Work order
Down to the final line, print the records below exactly and without pictures.

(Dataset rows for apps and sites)
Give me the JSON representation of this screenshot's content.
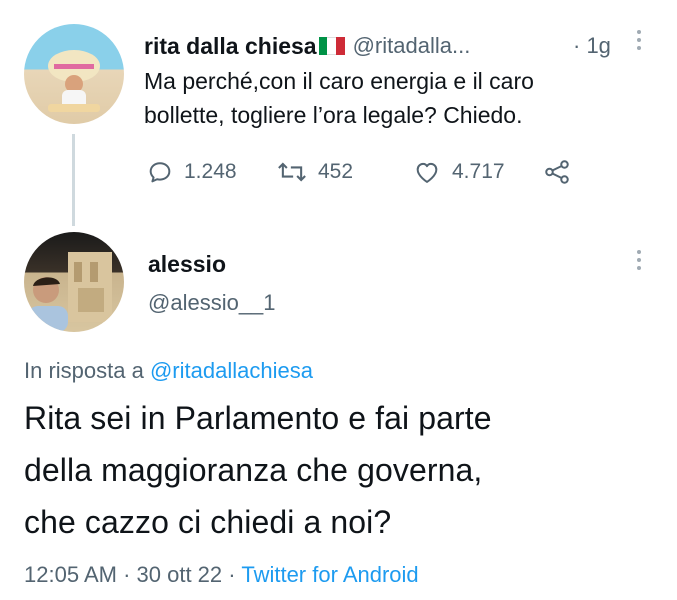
{
  "tweet": {
    "author_name": "rita dalla chiesa",
    "flag": "🇮🇹",
    "handle": "@ritadalla...",
    "time": "· 1g",
    "text_line1": "Ma perché,con il caro energia e il caro",
    "text_line2": "bollette, togliere l’ora legale? Chiedo.",
    "replies": "1.248",
    "retweets": "452",
    "likes": "4.717"
  },
  "reply": {
    "author_name": "alessio",
    "handle": "@alessio__1",
    "reply_to_prefix": "In risposta a",
    "reply_to_handle": "@ritadallachiesa",
    "text_line1": "Rita sei in Parlamento e fai parte",
    "text_line2": "della maggioranza che governa,",
    "text_line3": "che cazzo ci chiedi a noi?",
    "time": "12:05 AM",
    "date": "30 ott 22",
    "source": "Twitter for Android"
  },
  "colors": {
    "accent": "#1d9bf0",
    "muted": "#536471",
    "text": "#0f1419"
  },
  "icons": [
    "reply-icon",
    "retweet-icon",
    "like-icon",
    "share-icon",
    "more-icon"
  ]
}
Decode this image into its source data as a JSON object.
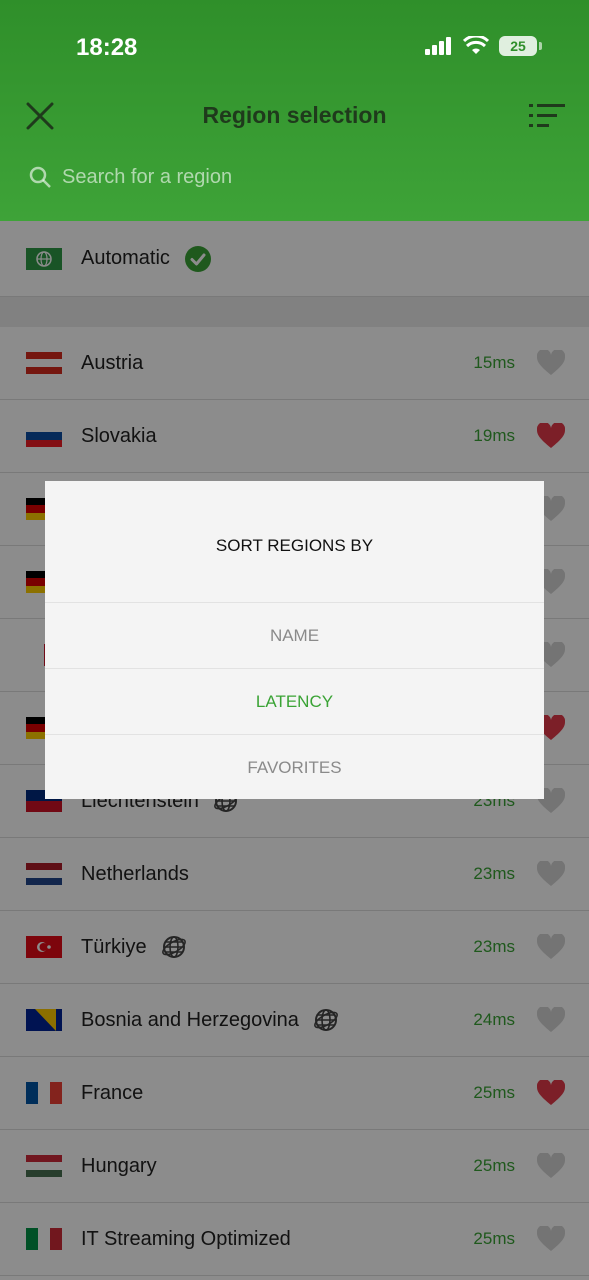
{
  "status": {
    "time": "18:28",
    "battery": "25"
  },
  "header": {
    "title": "Region selection",
    "search_placeholder": "Search for a region"
  },
  "automatic": {
    "label": "Automatic"
  },
  "regions": [
    {
      "name": "Austria",
      "latency": "15ms",
      "favorite": false
    },
    {
      "name": "Slovakia",
      "latency": "19ms",
      "favorite": true
    },
    {
      "name": "",
      "latency": "",
      "favorite": false
    },
    {
      "name": "",
      "latency": "",
      "favorite": false
    },
    {
      "name": "",
      "latency": "",
      "favorite": false
    },
    {
      "name": "",
      "latency": "",
      "favorite": true
    },
    {
      "name": "Liechtenstein",
      "latency": "23ms",
      "favorite": false,
      "virtual": true
    },
    {
      "name": "Netherlands",
      "latency": "23ms",
      "favorite": false
    },
    {
      "name": "Türkiye",
      "latency": "23ms",
      "favorite": false,
      "virtual": true
    },
    {
      "name": "Bosnia and Herzegovina",
      "latency": "24ms",
      "favorite": false,
      "virtual": true
    },
    {
      "name": "France",
      "latency": "25ms",
      "favorite": true
    },
    {
      "name": "Hungary",
      "latency": "25ms",
      "favorite": false
    },
    {
      "name": "IT Streaming Optimized",
      "latency": "25ms",
      "favorite": false
    }
  ],
  "sort_dialog": {
    "title": "SORT REGIONS BY",
    "options": [
      "NAME",
      "LATENCY",
      "FAVORITES"
    ],
    "selected": "LATENCY"
  },
  "colors": {
    "accent": "#3aa335",
    "favorite": "#e23a4a",
    "heart_off": "#d3d3d3"
  }
}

Answer section
Give me the JSON representation of this screenshot's content.
{
  "tweet": {
    "author_name": "rita dalla chiesa",
    "flag": "🇮🇹",
    "handle": "@ritadalla...",
    "time": "· 1g",
    "text_line1": "Ma perché,con il caro energia e il caro",
    "text_line2": "bollette, togliere l’ora legale? Chiedo.",
    "replies": "1.248",
    "retweets": "452",
    "likes": "4.717"
  },
  "reply": {
    "author_name": "alessio",
    "handle": "@alessio__1",
    "reply_to_prefix": "In risposta a",
    "reply_to_handle": "@ritadallachiesa",
    "text_line1": "Rita sei in Parlamento e fai parte",
    "text_line2": "della maggioranza che governa,",
    "text_line3": "che cazzo ci chiedi a noi?",
    "time": "12:05 AM",
    "date": "30 ott 22",
    "source": "Twitter for Android"
  },
  "colors": {
    "accent": "#1d9bf0",
    "muted": "#536471",
    "text": "#0f1419"
  },
  "icons": [
    "reply-icon",
    "retweet-icon",
    "like-icon",
    "share-icon",
    "more-icon"
  ]
}
Decode this image into its source data as a JSON object.
{
  "status": {
    "time": "18:28",
    "battery": "25"
  },
  "header": {
    "title": "Region selection",
    "search_placeholder": "Search for a region"
  },
  "automatic": {
    "label": "Automatic"
  },
  "regions": [
    {
      "name": "Austria",
      "latency": "15ms",
      "favorite": false
    },
    {
      "name": "Slovakia",
      "latency": "19ms",
      "favorite": true
    },
    {
      "name": "",
      "latency": "",
      "favorite": false
    },
    {
      "name": "",
      "latency": "",
      "favorite": false
    },
    {
      "name": "",
      "latency": "",
      "favorite": false
    },
    {
      "name": "",
      "latency": "",
      "favorite": true
    },
    {
      "name": "Liechtenstein",
      "latency": "23ms",
      "favorite": false,
      "virtual": true
    },
    {
      "name": "Netherlands",
      "latency": "23ms",
      "favorite": false
    },
    {
      "name": "Türkiye",
      "latency": "23ms",
      "favorite": false,
      "virtual": true
    },
    {
      "name": "Bosnia and Herzegovina",
      "latency": "24ms",
      "favorite": false,
      "virtual": true
    },
    {
      "name": "France",
      "latency": "25ms",
      "favorite": true
    },
    {
      "name": "Hungary",
      "latency": "25ms",
      "favorite": false
    },
    {
      "name": "IT Streaming Optimized",
      "latency": "25ms",
      "favorite": false
    }
  ],
  "sort_dialog": {
    "title": "SORT REGIONS BY",
    "options": [
      "NAME",
      "LATENCY",
      "FAVORITES"
    ],
    "selected": "LATENCY"
  },
  "colors": {
    "accent": "#3aa335",
    "favorite": "#e23a4a",
    "heart_off": "#d3d3d3"
  }
}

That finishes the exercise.